:: PROBLEM STATEMENT ::
The entries that follow must be given again exactly, with no pictures kept.

:: PROVIDED DATA ::
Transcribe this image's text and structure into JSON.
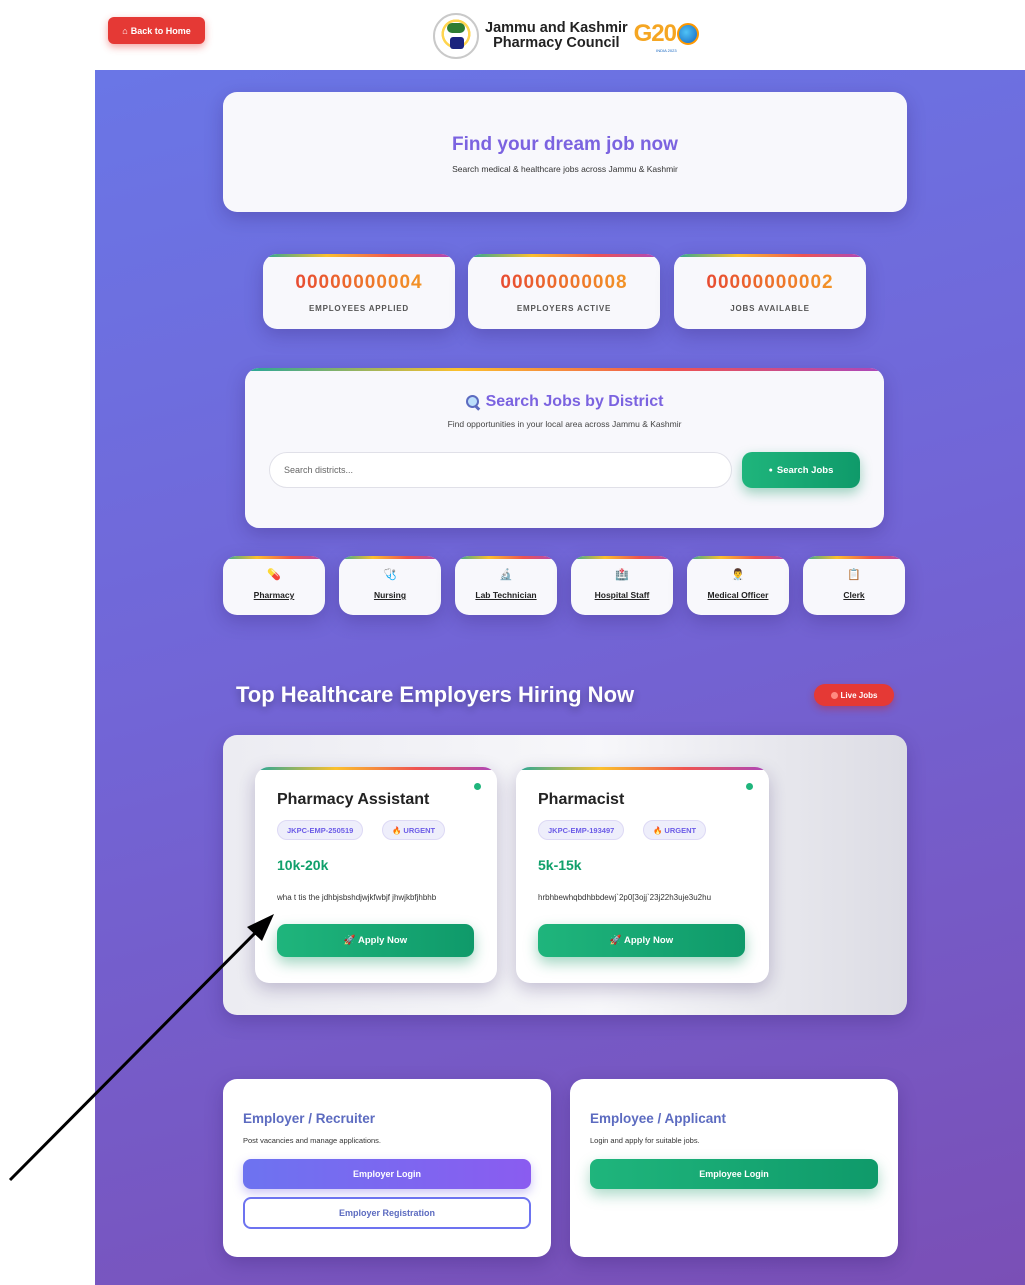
{
  "header": {
    "back_label": "Back to Home",
    "back_icon": "home-icon",
    "council_line1": "Jammu and Kashmir",
    "council_line2": "Pharmacy Council",
    "g20_text": "G20",
    "g20_sub": "INDIA 2023"
  },
  "hero": {
    "title": "Find your dream job now",
    "subtitle": "Search medical & healthcare jobs across Jammu & Kashmir"
  },
  "stats": [
    {
      "value": "00000000004",
      "label": "EMPLOYEES APPLIED"
    },
    {
      "value": "00000000008",
      "label": "EMPLOYERS ACTIVE"
    },
    {
      "value": "00000000002",
      "label": "JOBS AVAILABLE"
    }
  ],
  "search": {
    "title": "Search Jobs by District",
    "subtitle": "Find opportunities in your local area across Jammu & Kashmir",
    "placeholder": "Search districts...",
    "button_label": "Search Jobs"
  },
  "categories": [
    {
      "icon": "💊",
      "label": "Pharmacy"
    },
    {
      "icon": "🩺",
      "label": "Nursing"
    },
    {
      "icon": "🔬",
      "label": "Lab Technician"
    },
    {
      "icon": "🏥",
      "label": "Hospital Staff"
    },
    {
      "icon": "👨‍⚕️",
      "label": "Medical Officer"
    },
    {
      "icon": "📋",
      "label": "Clerk"
    }
  ],
  "employers_section": {
    "title": "Top Healthcare Employers Hiring Now",
    "live_label": "Live Jobs"
  },
  "jobs": [
    {
      "title": "Pharmacy Assistant",
      "id": "JKPC-EMP-250519",
      "tag": "🔥 URGENT",
      "salary": "10k-20k",
      "description": "wha t tis the jdhbjsbshdjwjkfwbjf jhwjkbfjhbhb",
      "apply_label": "🚀 Apply Now"
    },
    {
      "title": "Pharmacist",
      "id": "JKPC-EMP-193497",
      "tag": "🔥 URGENT",
      "salary": "5k-15k",
      "description": "hrbhbewhqbdhbbdewj`2p0[3ojj`23j22h3uje3u2hu",
      "apply_label": "🚀 Apply Now"
    }
  ],
  "employer_panel": {
    "title": "Employer / Recruiter",
    "subtitle": "Post vacancies and manage applications.",
    "login_label": "Employer Login",
    "register_label": "Employer Registration"
  },
  "employee_panel": {
    "title": "Employee / Applicant",
    "subtitle": "Login and apply for suitable jobs.",
    "login_label": "Employee Login"
  },
  "colors": {
    "accent_purple": "#7b63e0",
    "success_green": "#10a06b",
    "danger_red": "#e53935"
  }
}
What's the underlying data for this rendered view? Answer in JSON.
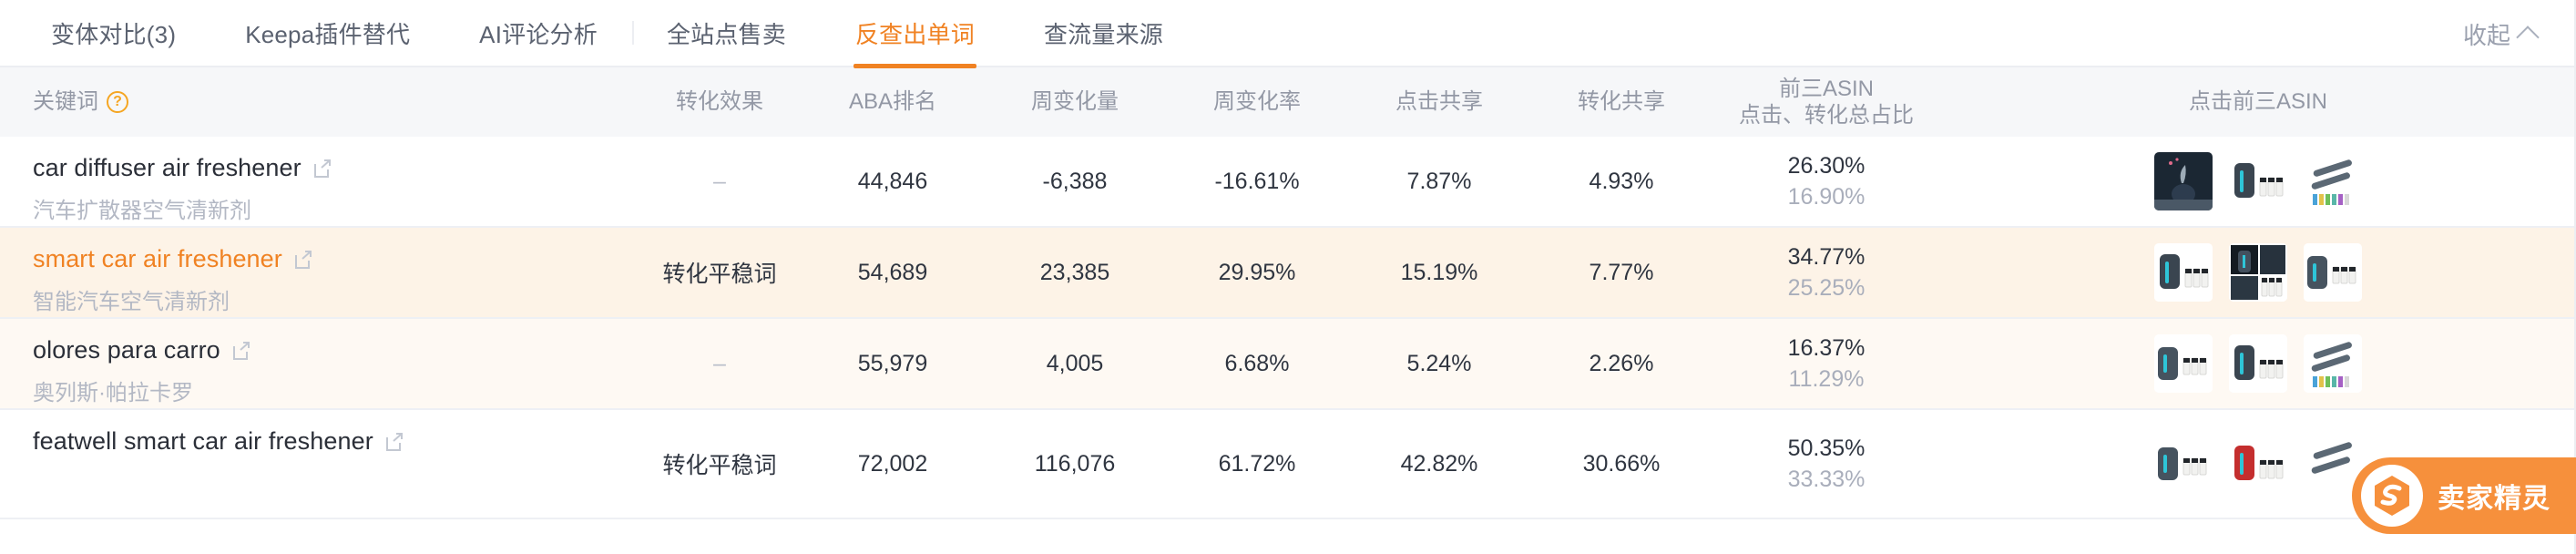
{
  "tabs": [
    {
      "label": "变体对比(3)",
      "active": false
    },
    {
      "label": "Keepa插件替代",
      "active": false
    },
    {
      "label": "AI评论分析",
      "active": false
    },
    {
      "label": "全站点售卖",
      "active": false
    },
    {
      "label": "反查出单词",
      "active": true
    },
    {
      "label": "查流量来源",
      "active": false
    }
  ],
  "collapse": {
    "label": "收起",
    "icon": "chevron-up-icon"
  },
  "table": {
    "columns": [
      {
        "key": "keyword",
        "label": "关键词",
        "help": "?",
        "align": "left"
      },
      {
        "key": "effect",
        "label": "转化效果"
      },
      {
        "key": "aba_rank",
        "label": "ABA排名"
      },
      {
        "key": "week_change",
        "label": "周变化量"
      },
      {
        "key": "week_rate",
        "label": "周变化率"
      },
      {
        "key": "click_share",
        "label": "点击共享"
      },
      {
        "key": "conv_share",
        "label": "转化共享"
      },
      {
        "key": "top3_asin",
        "label": "前三ASIN",
        "sublabel": "点击、转化总占比"
      },
      {
        "key": "top3_imgs",
        "label": "点击前三ASIN"
      }
    ],
    "rows": [
      {
        "keyword": "car diffuser air freshener",
        "keyword_cn": "汽车扩散器空气清新剂",
        "keyword_highlight": false,
        "effect": "–",
        "aba_rank": "44,846",
        "week_change": "-6,388",
        "week_rate": "-16.61%",
        "click_share": "7.87%",
        "conv_share": "4.93%",
        "top3_click": "26.30%",
        "top3_conv": "16.90%",
        "highlight": "none"
      },
      {
        "keyword": "smart car air freshener",
        "keyword_cn": "智能汽车空气清新剂",
        "keyword_highlight": true,
        "effect": "转化平稳词",
        "aba_rank": "54,689",
        "week_change": "23,385",
        "week_rate": "29.95%",
        "click_share": "15.19%",
        "conv_share": "7.77%",
        "top3_click": "34.77%",
        "top3_conv": "25.25%",
        "highlight": "strong"
      },
      {
        "keyword": "olores para carro",
        "keyword_cn": "奥列斯·帕拉卡罗",
        "keyword_highlight": false,
        "effect": "–",
        "aba_rank": "55,979",
        "week_change": "4,005",
        "week_rate": "6.68%",
        "click_share": "5.24%",
        "conv_share": "2.26%",
        "top3_click": "16.37%",
        "top3_conv": "11.29%",
        "highlight": "soft"
      },
      {
        "keyword": "featwell smart car air freshener",
        "keyword_cn": "",
        "keyword_highlight": false,
        "effect": "转化平稳词",
        "aba_rank": "72,002",
        "week_change": "116,076",
        "week_rate": "61.72%",
        "click_share": "42.82%",
        "conv_share": "30.66%",
        "top3_click": "50.35%",
        "top3_conv": "33.33%",
        "highlight": "none"
      }
    ]
  },
  "watermark": {
    "label": "卖家精灵",
    "logo": "s-logo-icon"
  },
  "colors": {
    "accent": "#f08223",
    "header_bg": "#f6f7f9",
    "row_highlight": "#fdf3e7",
    "row_highlight_soft": "#fef9f3",
    "text": "#2f3540",
    "muted": "#9398a5",
    "watermark_bg": "#f6903c"
  }
}
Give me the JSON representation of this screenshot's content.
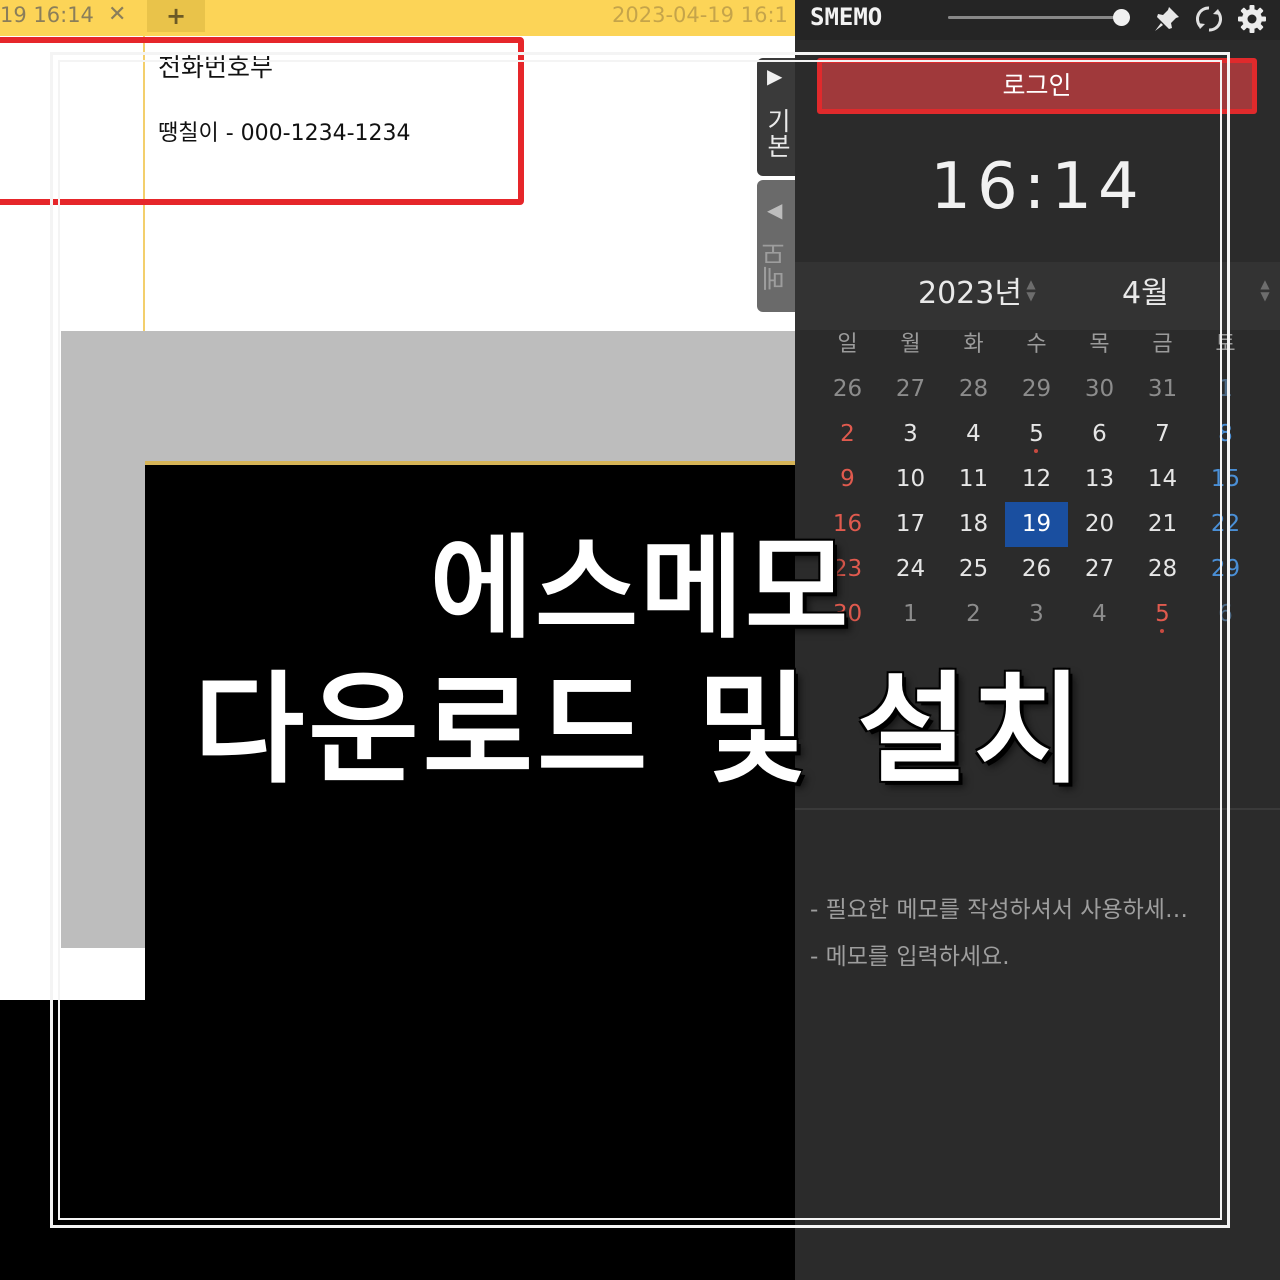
{
  "memo_window": {
    "tab_left_text": "19  16:14",
    "tab_close_glyph": "✕",
    "tab_add_glyph": "+",
    "tab_right_text": "2023-04-19  16:1",
    "memo_title": "전화번호부",
    "memo_line": "땡칠이 - 000-1234-1234"
  },
  "side_tabs": {
    "basic_arrow": "▶",
    "basic_label": "기본",
    "memo_arrow": "◀",
    "memo_label": "메모"
  },
  "app": {
    "logo": "SMEMO",
    "opacity_slider_value": 0.95,
    "icons": [
      "pin-icon",
      "refresh-icon",
      "gear-icon"
    ],
    "login_label": "로그인",
    "clock": "16:14",
    "year": "2023년",
    "month": "4월",
    "spin_up": "▲",
    "spin_down": "▼",
    "weekday_headers": [
      "일",
      "월",
      "화",
      "수",
      "목",
      "금",
      "토"
    ],
    "calendar_weeks": [
      [
        "26",
        "27",
        "28",
        "29",
        "30",
        "31",
        "1"
      ],
      [
        "2",
        "3",
        "4",
        "5",
        "6",
        "7",
        "8"
      ],
      [
        "9",
        "10",
        "11",
        "12",
        "13",
        "14",
        "15"
      ],
      [
        "16",
        "17",
        "18",
        "19",
        "20",
        "21",
        "22"
      ],
      [
        "23",
        "24",
        "25",
        "26",
        "27",
        "28",
        "29"
      ],
      [
        "30",
        "1",
        "2",
        "3",
        "4",
        "5",
        "6"
      ]
    ],
    "today": "19",
    "memo_items": [
      "- 필요한 메모를 작성하셔서 사용하세…",
      "- 메모를 입력하세요."
    ]
  },
  "overlay": {
    "title_line_1": "에스메모",
    "title_line_2": "다운로드 및 설치"
  },
  "colors": {
    "tab_yellow": "#fcd457",
    "alert_red": "#e6262a",
    "panel_dark": "#2b2b2b",
    "today_blue": "#1a4fa0",
    "sunday_red": "#e05a4e",
    "saturday_blue": "#4a8fd6"
  }
}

:: COMPLETED TASK ::
Transcribe this image's text and structure into JSON.
{
  "header": {
    "back_label": "Back to Home",
    "back_icon": "home-icon",
    "council_line1": "Jammu and Kashmir",
    "council_line2": "Pharmacy Council",
    "g20_text": "G20",
    "g20_sub": "INDIA 2023"
  },
  "hero": {
    "title": "Find your dream job now",
    "subtitle": "Search medical & healthcare jobs across Jammu & Kashmir"
  },
  "stats": [
    {
      "value": "00000000004",
      "label": "EMPLOYEES APPLIED"
    },
    {
      "value": "00000000008",
      "label": "EMPLOYERS ACTIVE"
    },
    {
      "value": "00000000002",
      "label": "JOBS AVAILABLE"
    }
  ],
  "search": {
    "title": "Search Jobs by District",
    "subtitle": "Find opportunities in your local area across Jammu & Kashmir",
    "placeholder": "Search districts...",
    "button_label": "Search Jobs"
  },
  "categories": [
    {
      "icon": "💊",
      "label": "Pharmacy"
    },
    {
      "icon": "🩺",
      "label": "Nursing"
    },
    {
      "icon": "🔬",
      "label": "Lab Technician"
    },
    {
      "icon": "🏥",
      "label": "Hospital Staff"
    },
    {
      "icon": "👨‍⚕️",
      "label": "Medical Officer"
    },
    {
      "icon": "📋",
      "label": "Clerk"
    }
  ],
  "employers_section": {
    "title": "Top Healthcare Employers Hiring Now",
    "live_label": "Live Jobs"
  },
  "jobs": [
    {
      "title": "Pharmacy Assistant",
      "id": "JKPC-EMP-250519",
      "tag": "🔥 URGENT",
      "salary": "10k-20k",
      "description": "wha t tis the jdhbjsbshdjwjkfwbjf jhwjkbfjhbhb",
      "apply_label": "🚀 Apply Now"
    },
    {
      "title": "Pharmacist",
      "id": "JKPC-EMP-193497",
      "tag": "🔥 URGENT",
      "salary": "5k-15k",
      "description": "hrbhbewhqbdhbbdewj`2p0[3ojj`23j22h3uje3u2hu",
      "apply_label": "🚀 Apply Now"
    }
  ],
  "employer_panel": {
    "title": "Employer / Recruiter",
    "subtitle": "Post vacancies and manage applications.",
    "login_label": "Employer Login",
    "register_label": "Employer Registration"
  },
  "employee_panel": {
    "title": "Employee / Applicant",
    "subtitle": "Login and apply for suitable jobs.",
    "login_label": "Employee Login"
  },
  "colors": {
    "accent_purple": "#7b63e0",
    "success_green": "#10a06b",
    "danger_red": "#e53935"
  }
}
What's the underlying data for this rendered view? Answer in JSON.
{
  "tabs": [
    {
      "label": "变体对比(3)",
      "active": false
    },
    {
      "label": "Keepa插件替代",
      "active": false
    },
    {
      "label": "AI评论分析",
      "active": false
    },
    {
      "label": "全站点售卖",
      "active": false
    },
    {
      "label": "反查出单词",
      "active": true
    },
    {
      "label": "查流量来源",
      "active": false
    }
  ],
  "collapse": {
    "label": "收起",
    "icon": "chevron-up-icon"
  },
  "table": {
    "columns": [
      {
        "key": "keyword",
        "label": "关键词",
        "help": "?",
        "align": "left"
      },
      {
        "key": "effect",
        "label": "转化效果"
      },
      {
        "key": "aba_rank",
        "label": "ABA排名"
      },
      {
        "key": "week_change",
        "label": "周变化量"
      },
      {
        "key": "week_rate",
        "label": "周变化率"
      },
      {
        "key": "click_share",
        "label": "点击共享"
      },
      {
        "key": "conv_share",
        "label": "转化共享"
      },
      {
        "key": "top3_asin",
        "label": "前三ASIN",
        "sublabel": "点击、转化总占比"
      },
      {
        "key": "top3_imgs",
        "label": "点击前三ASIN"
      }
    ],
    "rows": [
      {
        "keyword": "car diffuser air freshener",
        "keyword_cn": "汽车扩散器空气清新剂",
        "keyword_highlight": false,
        "effect": "–",
        "aba_rank": "44,846",
        "week_change": "-6,388",
        "week_rate": "-16.61%",
        "click_share": "7.87%",
        "conv_share": "4.93%",
        "top3_click": "26.30%",
        "top3_conv": "16.90%",
        "highlight": "none"
      },
      {
        "keyword": "smart car air freshener",
        "keyword_cn": "智能汽车空气清新剂",
        "keyword_highlight": true,
        "effect": "转化平稳词",
        "aba_rank": "54,689",
        "week_change": "23,385",
        "week_rate": "29.95%",
        "click_share": "15.19%",
        "conv_share": "7.77%",
        "top3_click": "34.77%",
        "top3_conv": "25.25%",
        "highlight": "strong"
      },
      {
        "keyword": "olores para carro",
        "keyword_cn": "奥列斯·帕拉卡罗",
        "keyword_highlight": false,
        "effect": "–",
        "aba_rank": "55,979",
        "week_change": "4,005",
        "week_rate": "6.68%",
        "click_share": "5.24%",
        "conv_share": "2.26%",
        "top3_click": "16.37%",
        "top3_conv": "11.29%",
        "highlight": "soft"
      },
      {
        "keyword": "featwell smart car air freshener",
        "keyword_cn": "",
        "keyword_highlight": false,
        "effect": "转化平稳词",
        "aba_rank": "72,002",
        "week_change": "116,076",
        "week_rate": "61.72%",
        "click_share": "42.82%",
        "conv_share": "30.66%",
        "top3_click": "50.35%",
        "top3_conv": "33.33%",
        "highlight": "none"
      }
    ]
  },
  "watermark": {
    "label": "卖家精灵",
    "logo": "s-logo-icon"
  },
  "colors": {
    "accent": "#f08223",
    "header_bg": "#f6f7f9",
    "row_highlight": "#fdf3e7",
    "row_highlight_soft": "#fef9f3",
    "text": "#2f3540",
    "muted": "#9398a5",
    "watermark_bg": "#f6903c"
  }
}
Give me the JSON representation of this screenshot's content.
{
  "memo_window": {
    "tab_left_text": "19  16:14",
    "tab_close_glyph": "✕",
    "tab_add_glyph": "+",
    "tab_right_text": "2023-04-19  16:1",
    "memo_title": "전화번호부",
    "memo_line": "땡칠이 - 000-1234-1234"
  },
  "side_tabs": {
    "basic_arrow": "▶",
    "basic_label": "기본",
    "memo_arrow": "◀",
    "memo_label": "메모"
  },
  "app": {
    "logo": "SMEMO",
    "opacity_slider_value": 0.95,
    "icons": [
      "pin-icon",
      "refresh-icon",
      "gear-icon"
    ],
    "login_label": "로그인",
    "clock": "16:14",
    "year": "2023년",
    "month": "4월",
    "spin_up": "▲",
    "spin_down": "▼",
    "weekday_headers": [
      "일",
      "월",
      "화",
      "수",
      "목",
      "금",
      "토"
    ],
    "calendar_weeks": [
      [
        "26",
        "27",
        "28",
        "29",
        "30",
        "31",
        "1"
      ],
      [
        "2",
        "3",
        "4",
        "5",
        "6",
        "7",
        "8"
      ],
      [
        "9",
        "10",
        "11",
        "12",
        "13",
        "14",
        "15"
      ],
      [
        "16",
        "17",
        "18",
        "19",
        "20",
        "21",
        "22"
      ],
      [
        "23",
        "24",
        "25",
        "26",
        "27",
        "28",
        "29"
      ],
      [
        "30",
        "1",
        "2",
        "3",
        "4",
        "5",
        "6"
      ]
    ],
    "today": "19",
    "memo_items": [
      "- 필요한 메모를 작성하셔서 사용하세…",
      "- 메모를 입력하세요."
    ]
  },
  "overlay": {
    "title_line_1": "에스메모",
    "title_line_2": "다운로드 및 설치"
  },
  "colors": {
    "tab_yellow": "#fcd457",
    "alert_red": "#e6262a",
    "panel_dark": "#2b2b2b",
    "today_blue": "#1a4fa0",
    "sunday_red": "#e05a4e",
    "saturday_blue": "#4a8fd6"
  }
}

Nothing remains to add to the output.